"The first night we were closed was March 16th of 2020. That's when they told us to shut the doors, with no warning," he says.
The next day was St. Patrick's Day. And Connor's restaurant is called Donovan's. It's an Irish Pub.
"We had three thousand pounds of corned beef sitting there ready to go. And that's lost," he says.
A lot of corned beef ended up in the trash. But he was able to keep going. A non-profit began ordering lunch and dinner for doctors and other front line workers from the pub. Still, Connor says best case this Valentine's Day he just wants to cover his bills - to keep his staff working. A year ago the pub had 16 employees, he says. Now it's running on five.
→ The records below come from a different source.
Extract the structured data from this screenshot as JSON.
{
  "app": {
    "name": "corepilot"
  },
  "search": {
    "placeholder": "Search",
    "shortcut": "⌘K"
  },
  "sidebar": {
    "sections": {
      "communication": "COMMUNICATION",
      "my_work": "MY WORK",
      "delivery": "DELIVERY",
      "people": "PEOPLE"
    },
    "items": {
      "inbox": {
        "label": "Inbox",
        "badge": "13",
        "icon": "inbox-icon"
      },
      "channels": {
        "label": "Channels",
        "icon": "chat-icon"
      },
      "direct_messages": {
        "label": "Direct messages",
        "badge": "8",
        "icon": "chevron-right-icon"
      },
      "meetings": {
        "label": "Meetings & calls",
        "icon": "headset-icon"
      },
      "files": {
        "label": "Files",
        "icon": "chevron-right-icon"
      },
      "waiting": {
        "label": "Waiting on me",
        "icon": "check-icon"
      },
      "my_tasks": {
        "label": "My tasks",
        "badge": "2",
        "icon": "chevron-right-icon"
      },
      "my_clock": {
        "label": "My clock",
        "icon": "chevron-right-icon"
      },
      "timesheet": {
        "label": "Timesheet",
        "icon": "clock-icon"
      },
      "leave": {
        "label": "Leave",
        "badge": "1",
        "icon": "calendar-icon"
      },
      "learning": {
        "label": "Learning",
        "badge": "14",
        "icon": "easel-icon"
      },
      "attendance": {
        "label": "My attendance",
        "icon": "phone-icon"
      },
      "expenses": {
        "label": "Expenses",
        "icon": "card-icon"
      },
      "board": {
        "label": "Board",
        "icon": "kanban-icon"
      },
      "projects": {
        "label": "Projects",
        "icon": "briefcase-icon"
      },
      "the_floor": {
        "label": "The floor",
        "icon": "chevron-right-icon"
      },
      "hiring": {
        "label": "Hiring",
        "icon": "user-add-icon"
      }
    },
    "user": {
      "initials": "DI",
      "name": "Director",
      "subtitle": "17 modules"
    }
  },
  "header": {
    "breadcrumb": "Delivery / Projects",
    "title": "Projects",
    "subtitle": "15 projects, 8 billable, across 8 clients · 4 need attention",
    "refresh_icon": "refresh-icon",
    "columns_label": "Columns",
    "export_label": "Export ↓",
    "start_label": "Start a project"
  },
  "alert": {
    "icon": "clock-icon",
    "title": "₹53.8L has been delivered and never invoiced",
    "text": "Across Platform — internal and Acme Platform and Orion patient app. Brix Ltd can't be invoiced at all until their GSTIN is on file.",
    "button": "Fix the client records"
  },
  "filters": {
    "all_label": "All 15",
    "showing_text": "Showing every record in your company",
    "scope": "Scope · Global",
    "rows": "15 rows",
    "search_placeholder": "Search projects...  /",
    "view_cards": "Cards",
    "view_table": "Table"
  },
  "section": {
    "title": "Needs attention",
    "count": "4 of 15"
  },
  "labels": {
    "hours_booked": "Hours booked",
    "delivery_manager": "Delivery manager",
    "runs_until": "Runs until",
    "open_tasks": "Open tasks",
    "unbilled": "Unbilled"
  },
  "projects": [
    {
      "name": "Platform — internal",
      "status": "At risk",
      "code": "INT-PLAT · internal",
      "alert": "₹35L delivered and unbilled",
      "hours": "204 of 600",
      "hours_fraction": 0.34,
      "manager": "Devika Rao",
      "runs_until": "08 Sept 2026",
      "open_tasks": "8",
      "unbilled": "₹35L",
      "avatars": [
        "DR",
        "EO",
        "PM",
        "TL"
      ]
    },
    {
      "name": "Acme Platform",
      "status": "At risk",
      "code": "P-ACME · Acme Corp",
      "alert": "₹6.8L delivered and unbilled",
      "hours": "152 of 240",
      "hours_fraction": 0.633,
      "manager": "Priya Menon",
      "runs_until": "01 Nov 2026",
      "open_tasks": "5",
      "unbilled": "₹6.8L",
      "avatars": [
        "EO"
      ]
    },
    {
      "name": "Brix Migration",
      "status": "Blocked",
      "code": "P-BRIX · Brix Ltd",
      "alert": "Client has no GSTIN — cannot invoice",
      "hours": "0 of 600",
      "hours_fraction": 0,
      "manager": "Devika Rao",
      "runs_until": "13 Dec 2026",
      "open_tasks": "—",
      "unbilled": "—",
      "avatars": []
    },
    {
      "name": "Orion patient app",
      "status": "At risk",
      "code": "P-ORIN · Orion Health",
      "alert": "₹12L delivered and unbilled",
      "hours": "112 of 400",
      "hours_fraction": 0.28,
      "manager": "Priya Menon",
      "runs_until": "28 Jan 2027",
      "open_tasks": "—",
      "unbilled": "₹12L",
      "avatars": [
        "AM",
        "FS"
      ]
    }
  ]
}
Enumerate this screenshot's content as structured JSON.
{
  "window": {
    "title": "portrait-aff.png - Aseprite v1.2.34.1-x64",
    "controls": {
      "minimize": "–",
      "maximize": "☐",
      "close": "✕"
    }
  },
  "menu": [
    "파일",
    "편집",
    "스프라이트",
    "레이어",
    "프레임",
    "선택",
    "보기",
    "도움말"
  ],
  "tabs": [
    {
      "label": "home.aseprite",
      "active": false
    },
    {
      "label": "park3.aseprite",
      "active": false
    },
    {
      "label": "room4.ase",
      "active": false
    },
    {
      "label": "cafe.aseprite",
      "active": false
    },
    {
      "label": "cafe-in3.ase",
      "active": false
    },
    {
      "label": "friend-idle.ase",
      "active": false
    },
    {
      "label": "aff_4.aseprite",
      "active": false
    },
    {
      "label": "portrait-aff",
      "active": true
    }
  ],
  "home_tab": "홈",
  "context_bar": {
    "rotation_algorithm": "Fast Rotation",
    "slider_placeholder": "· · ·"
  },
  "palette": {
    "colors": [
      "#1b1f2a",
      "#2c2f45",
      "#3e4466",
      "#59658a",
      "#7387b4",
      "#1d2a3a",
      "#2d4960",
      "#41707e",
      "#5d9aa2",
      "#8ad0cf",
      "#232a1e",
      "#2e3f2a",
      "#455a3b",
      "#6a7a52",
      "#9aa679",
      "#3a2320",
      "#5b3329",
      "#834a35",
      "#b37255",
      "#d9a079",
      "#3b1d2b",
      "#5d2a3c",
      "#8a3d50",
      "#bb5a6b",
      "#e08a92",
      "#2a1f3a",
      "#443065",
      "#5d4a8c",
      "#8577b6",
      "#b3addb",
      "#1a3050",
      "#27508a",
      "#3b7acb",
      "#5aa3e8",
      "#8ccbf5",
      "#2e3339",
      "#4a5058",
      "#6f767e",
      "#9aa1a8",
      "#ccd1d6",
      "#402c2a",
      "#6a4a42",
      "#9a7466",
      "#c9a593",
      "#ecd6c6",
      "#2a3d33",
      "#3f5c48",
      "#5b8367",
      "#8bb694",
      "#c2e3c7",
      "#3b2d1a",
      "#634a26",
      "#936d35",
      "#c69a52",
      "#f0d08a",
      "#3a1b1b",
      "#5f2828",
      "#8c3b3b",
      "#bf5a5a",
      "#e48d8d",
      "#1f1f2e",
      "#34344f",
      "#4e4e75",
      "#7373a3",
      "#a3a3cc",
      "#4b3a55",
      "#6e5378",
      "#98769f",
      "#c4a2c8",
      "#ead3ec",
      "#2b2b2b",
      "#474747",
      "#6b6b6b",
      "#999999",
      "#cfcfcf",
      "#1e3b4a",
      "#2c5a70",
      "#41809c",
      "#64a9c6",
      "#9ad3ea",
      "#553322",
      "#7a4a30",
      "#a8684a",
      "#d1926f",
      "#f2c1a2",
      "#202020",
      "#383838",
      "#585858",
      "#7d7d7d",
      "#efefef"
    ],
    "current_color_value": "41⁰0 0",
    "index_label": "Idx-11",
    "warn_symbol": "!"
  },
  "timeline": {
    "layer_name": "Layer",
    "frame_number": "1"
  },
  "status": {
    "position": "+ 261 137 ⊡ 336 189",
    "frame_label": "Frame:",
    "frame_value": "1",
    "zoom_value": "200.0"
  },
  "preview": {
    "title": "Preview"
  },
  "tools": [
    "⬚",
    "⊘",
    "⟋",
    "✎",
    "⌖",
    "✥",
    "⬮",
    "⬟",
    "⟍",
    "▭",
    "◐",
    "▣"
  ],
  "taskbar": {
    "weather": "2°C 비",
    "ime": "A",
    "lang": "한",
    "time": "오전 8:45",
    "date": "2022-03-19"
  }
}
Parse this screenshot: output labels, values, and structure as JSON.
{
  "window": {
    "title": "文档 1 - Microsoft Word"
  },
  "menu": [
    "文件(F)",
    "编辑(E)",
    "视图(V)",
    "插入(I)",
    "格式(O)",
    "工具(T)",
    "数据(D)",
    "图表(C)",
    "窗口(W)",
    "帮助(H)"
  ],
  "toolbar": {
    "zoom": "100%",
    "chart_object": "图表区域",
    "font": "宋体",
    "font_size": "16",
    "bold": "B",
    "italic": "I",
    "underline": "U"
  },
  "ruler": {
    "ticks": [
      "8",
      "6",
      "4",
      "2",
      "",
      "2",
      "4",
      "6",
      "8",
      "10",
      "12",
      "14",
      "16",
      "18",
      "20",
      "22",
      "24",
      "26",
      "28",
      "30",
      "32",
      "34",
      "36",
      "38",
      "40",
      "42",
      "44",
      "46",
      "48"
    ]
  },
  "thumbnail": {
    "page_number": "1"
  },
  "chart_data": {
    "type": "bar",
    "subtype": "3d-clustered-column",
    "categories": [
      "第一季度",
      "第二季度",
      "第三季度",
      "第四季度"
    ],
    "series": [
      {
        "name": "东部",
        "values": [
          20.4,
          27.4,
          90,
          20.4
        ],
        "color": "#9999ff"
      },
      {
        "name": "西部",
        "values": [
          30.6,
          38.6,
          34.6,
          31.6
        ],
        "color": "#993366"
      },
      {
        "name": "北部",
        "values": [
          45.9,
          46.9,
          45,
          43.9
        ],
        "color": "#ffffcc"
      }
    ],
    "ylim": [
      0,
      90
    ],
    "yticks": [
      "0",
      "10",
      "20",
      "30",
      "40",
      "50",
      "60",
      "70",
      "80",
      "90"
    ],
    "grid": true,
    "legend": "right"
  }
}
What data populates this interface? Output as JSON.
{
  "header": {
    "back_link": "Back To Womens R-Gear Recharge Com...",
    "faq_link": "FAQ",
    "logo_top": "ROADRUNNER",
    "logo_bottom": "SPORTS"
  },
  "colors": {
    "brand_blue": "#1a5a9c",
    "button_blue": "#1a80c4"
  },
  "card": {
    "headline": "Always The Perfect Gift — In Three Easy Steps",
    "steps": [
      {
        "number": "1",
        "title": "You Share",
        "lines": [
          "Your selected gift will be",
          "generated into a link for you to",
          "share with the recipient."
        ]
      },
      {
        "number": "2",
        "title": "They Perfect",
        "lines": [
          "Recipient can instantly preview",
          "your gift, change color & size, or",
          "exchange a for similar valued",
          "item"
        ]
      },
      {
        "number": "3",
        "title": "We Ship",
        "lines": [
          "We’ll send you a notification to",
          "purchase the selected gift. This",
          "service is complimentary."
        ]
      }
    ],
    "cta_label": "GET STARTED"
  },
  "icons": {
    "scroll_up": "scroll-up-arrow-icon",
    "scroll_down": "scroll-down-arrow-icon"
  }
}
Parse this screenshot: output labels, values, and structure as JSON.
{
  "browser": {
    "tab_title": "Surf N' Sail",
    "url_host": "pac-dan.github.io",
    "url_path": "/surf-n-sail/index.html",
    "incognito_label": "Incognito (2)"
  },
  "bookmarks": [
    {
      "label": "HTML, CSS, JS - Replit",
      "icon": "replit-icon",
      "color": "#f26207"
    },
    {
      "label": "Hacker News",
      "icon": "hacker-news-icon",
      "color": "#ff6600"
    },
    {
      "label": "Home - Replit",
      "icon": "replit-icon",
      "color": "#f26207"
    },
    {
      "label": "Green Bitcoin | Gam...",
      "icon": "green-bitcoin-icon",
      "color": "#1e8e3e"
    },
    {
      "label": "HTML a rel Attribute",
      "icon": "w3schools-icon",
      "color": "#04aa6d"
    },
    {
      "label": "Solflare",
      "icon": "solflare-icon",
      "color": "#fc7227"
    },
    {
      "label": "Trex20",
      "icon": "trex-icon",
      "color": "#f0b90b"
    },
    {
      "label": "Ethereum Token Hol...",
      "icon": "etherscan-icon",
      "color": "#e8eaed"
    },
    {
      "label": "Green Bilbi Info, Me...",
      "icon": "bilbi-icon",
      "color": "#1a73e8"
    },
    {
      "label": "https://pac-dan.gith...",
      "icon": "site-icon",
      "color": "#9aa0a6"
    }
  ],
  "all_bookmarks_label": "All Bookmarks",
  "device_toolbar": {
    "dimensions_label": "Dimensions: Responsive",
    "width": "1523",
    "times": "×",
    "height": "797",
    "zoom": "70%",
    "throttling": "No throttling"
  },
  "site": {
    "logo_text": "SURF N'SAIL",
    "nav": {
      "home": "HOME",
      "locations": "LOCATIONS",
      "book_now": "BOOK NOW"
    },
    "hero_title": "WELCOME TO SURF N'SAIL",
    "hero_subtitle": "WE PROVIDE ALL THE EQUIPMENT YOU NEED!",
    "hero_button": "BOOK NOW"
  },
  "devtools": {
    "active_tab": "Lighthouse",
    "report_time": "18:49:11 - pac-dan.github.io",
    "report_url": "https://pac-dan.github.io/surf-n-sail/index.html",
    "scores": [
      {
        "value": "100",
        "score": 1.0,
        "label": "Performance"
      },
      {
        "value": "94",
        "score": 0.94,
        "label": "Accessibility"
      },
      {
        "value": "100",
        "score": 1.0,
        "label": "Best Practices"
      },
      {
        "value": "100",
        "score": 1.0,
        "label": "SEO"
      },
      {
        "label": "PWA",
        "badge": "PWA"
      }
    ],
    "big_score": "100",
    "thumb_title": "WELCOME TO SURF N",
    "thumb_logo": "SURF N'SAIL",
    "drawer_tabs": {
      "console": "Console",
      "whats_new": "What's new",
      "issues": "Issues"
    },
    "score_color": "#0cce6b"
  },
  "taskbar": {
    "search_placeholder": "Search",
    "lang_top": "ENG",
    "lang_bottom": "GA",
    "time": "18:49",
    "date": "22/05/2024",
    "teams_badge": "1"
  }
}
Connor says smart restaurateurs will order carefully for Valentine's Day. They can't afford to get stuck with their equivalent of thousands of pounds of corned beef.
And he's hopeful the pub will survive. Connor and his staff filmed a video to apply for an emergency small business grant and posted it on YouTube. A customer saw it and created a Go-Fund-Me page for the pub. It's been viewed thousands of times and raised tens of thousands of dollars – with each tiny, electronic ping a sort of Valentine, expressing love pandemic-style.
Back at Scottadito Osteria Toscana in Brooklyn, the head bartender is stuffing envelopes. Inside are paper menus – also Valentines of sorts — to send to neighborhood residents in hopes of wooing them back. "We need a lot of love," Spadavecchia says.